By Samuel Totten and Hannibal Travis
February 21, 2012 (SSNA) -- This past summer, the Government of Sudan (GoS) attacked and destroyed a slew of villages in South Kordofan, the home of the Nuba Mountains, and the Blue Nile. Some 200,000 civilians in the Nuba Mountains, alone, disproportionately non-Arab and Christian, fled bombings, shelling, and house-to-house searches, and sought refuge in the caves of the mountain range rising above their villages. Still others fled across the border to the new state of South Sudan, where they settled in makeshift and roughshod refugee camps. By now, it is no secret that the people of the Nuba Mountains are facing potential starvation as they continue to hide in the aforementioned caves.
The adamantly refused to allow humanitarian aid into the Nuba Mountains, and continues to bomb the area at will. Just this past Thursday, four planes dropped bombs on, and destroyed, a bible school in the village of Heiban.
Last week, U.S. officials suggested that if the GoS continued to refuse to allow humanitarian aid to reach the people of the Nuba Mountains and the Blue Nile then it might unilaterally, and without permission from the GoS, open a corridor along which aid could be delivered. The officials stated that they were waiting on making a definitive decision until the conclusion of the latest African Union summit. The summit has concluded, the AU has not reported on whether it even discussed the matter, but the U.S., for some reason, continues to bide its time in regard making a decision.
Delay in providing aid is costing lives. The 200,000 internally displaced persons have seen their food supplies dwindle as they seek continue to seek sanctuary in the mountains from aerial and ground attacks. As a result, each and every day Sudan’s non-Arab peoples face rising malnutrition, and in some cases, death, as a result of a lack of enough food (and this is especially true in the case of infants and the elderly).
While we understand that at this point in time neither the United Nations nor the U.S. government are willing to intervene militarily to protect civilians in the Nuba Mountains and Blue Nile, as they did in the relatively recent past in northern Iraq, Libya, and Somalia, we believe that it is imperative that action be taken immediately to begin to provide food to the region in order to avoid an all out famine and mass starvation. As U.S. Ambassador to the UN Susan Rice noted last week: “If there is not a substantial new inflow of aid by March,” the situation in Southern Kordofan will be “one step short of full-scale famine.”

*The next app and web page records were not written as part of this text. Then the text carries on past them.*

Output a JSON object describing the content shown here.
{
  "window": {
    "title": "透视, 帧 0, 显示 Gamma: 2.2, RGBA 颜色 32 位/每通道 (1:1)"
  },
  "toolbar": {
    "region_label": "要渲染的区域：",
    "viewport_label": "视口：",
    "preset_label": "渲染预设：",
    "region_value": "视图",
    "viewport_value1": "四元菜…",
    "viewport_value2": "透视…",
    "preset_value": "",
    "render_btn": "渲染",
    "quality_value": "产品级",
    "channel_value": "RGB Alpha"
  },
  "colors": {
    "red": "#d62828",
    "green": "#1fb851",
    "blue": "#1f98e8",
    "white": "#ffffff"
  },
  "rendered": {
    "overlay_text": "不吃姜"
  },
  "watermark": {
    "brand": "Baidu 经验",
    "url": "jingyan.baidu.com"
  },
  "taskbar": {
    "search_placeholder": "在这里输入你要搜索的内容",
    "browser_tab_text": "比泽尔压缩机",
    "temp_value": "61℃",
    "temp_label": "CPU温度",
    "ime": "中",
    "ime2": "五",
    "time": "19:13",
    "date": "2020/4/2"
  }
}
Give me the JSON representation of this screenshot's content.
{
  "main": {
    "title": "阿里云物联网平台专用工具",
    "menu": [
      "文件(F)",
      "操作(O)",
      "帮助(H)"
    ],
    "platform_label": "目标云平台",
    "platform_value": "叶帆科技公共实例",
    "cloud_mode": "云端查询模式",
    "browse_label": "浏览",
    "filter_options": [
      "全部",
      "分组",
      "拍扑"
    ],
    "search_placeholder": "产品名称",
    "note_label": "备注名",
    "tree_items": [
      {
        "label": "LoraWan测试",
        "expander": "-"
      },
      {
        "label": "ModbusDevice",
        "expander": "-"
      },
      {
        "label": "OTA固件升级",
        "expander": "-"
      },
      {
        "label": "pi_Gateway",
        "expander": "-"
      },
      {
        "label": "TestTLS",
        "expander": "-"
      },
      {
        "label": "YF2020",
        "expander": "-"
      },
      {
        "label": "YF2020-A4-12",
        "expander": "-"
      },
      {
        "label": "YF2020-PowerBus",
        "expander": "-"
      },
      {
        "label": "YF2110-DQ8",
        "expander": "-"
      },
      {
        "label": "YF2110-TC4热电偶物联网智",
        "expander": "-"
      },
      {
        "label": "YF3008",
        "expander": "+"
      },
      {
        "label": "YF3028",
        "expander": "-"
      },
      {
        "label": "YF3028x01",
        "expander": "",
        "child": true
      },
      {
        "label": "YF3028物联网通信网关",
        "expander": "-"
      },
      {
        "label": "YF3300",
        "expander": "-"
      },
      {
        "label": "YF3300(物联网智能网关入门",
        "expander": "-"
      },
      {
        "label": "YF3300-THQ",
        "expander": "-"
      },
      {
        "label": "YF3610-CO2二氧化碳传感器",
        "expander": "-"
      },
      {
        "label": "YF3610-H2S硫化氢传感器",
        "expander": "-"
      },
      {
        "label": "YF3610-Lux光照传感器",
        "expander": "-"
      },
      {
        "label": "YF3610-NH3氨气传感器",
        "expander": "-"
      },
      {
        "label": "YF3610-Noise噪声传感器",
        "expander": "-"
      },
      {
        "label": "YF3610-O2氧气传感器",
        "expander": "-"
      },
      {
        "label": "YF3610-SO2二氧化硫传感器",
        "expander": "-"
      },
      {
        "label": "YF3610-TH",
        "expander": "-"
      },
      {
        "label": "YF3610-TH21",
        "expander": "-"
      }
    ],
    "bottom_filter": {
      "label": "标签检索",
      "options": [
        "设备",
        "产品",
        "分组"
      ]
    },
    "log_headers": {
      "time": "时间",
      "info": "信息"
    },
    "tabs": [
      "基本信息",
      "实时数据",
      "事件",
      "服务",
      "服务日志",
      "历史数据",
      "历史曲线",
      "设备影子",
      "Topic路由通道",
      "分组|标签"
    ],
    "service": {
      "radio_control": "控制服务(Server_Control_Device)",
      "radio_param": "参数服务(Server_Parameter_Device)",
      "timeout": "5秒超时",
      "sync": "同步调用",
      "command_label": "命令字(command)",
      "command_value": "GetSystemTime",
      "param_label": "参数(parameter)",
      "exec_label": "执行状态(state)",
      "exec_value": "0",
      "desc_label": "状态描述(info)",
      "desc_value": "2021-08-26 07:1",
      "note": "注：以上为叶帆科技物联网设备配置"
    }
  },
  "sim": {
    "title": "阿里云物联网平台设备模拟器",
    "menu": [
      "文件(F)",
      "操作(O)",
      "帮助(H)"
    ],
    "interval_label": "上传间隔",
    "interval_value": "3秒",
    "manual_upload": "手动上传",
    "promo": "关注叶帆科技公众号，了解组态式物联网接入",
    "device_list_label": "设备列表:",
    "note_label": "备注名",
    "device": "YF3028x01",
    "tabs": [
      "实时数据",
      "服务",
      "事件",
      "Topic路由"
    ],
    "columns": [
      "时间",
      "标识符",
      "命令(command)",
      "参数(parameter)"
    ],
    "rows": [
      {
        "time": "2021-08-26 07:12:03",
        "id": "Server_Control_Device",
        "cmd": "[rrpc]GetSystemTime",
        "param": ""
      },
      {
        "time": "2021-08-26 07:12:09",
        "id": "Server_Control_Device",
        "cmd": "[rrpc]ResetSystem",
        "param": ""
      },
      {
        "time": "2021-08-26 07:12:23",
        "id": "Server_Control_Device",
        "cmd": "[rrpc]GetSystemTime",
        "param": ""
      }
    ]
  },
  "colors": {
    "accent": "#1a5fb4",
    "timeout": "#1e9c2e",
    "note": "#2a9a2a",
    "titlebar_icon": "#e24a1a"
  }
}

In light of the urgency of the situation, we cannot understand why neither the U.N. Security-Council nor U.S. officials have acted to restore the flow of aid to Sudan, as they did at the outset of last year’s rebellion in Libya. More specifically, on February 26, 2011, the Security Council issued its first resolution on Libya, not authorizing intervention to protect civilians, but urging Libya to allow safe passage of aid and supplies, the safety of foreign nationals working there, and their buildings, immediately lifting censorship so the truth could get out, and calling upon all member states to "support the return of humanitarian agencies and make available humanitarian and related assistance.”
The least the international community could do to honor its ostensible commitment to the “Responsibility to Protect,” is, to demand an immediate end to the violence in Sudan and insist that the GoS ensure immediate access to civilian populations by human rights monitors and humanitarian aid personnel. Finally, the United Nations should insist that Sudan lift restrictions on all forms of media.
We urge all others who are concerned with human rights in Sudan to urgently press President Barack Obama and the U.S. Congress to apply unceasing pressure on the United Nations to act now. If the United Nations fails in this responsibility, then the United States, the European Union and their African allies must act now to avert mass starvation in the Nuba Mountains and Blue Nile regions.
Dr. Samuel Totten, a genocide scholar at the University of Arkansas, Fayetteville, has conducted research in the Nuba Mountains. His latest book, Genocide by Attrition: The Nuba Mountains, Sudan is due out in 2012 (New Brunswick, Transaction Publishers).
Hannibal Travis is an Associate Professor of Law at the Florida International University College of Law in Miami, Florida. He teaches and conducts research in the fields of international law and Internet law, and wrote the first comprehensive legal and political history of genocide in the Middle East and North Africa, entitled Genocide in the Middle East: The Ottoman Empire, Iraq, and Sudan (Carolina Academic, 2010).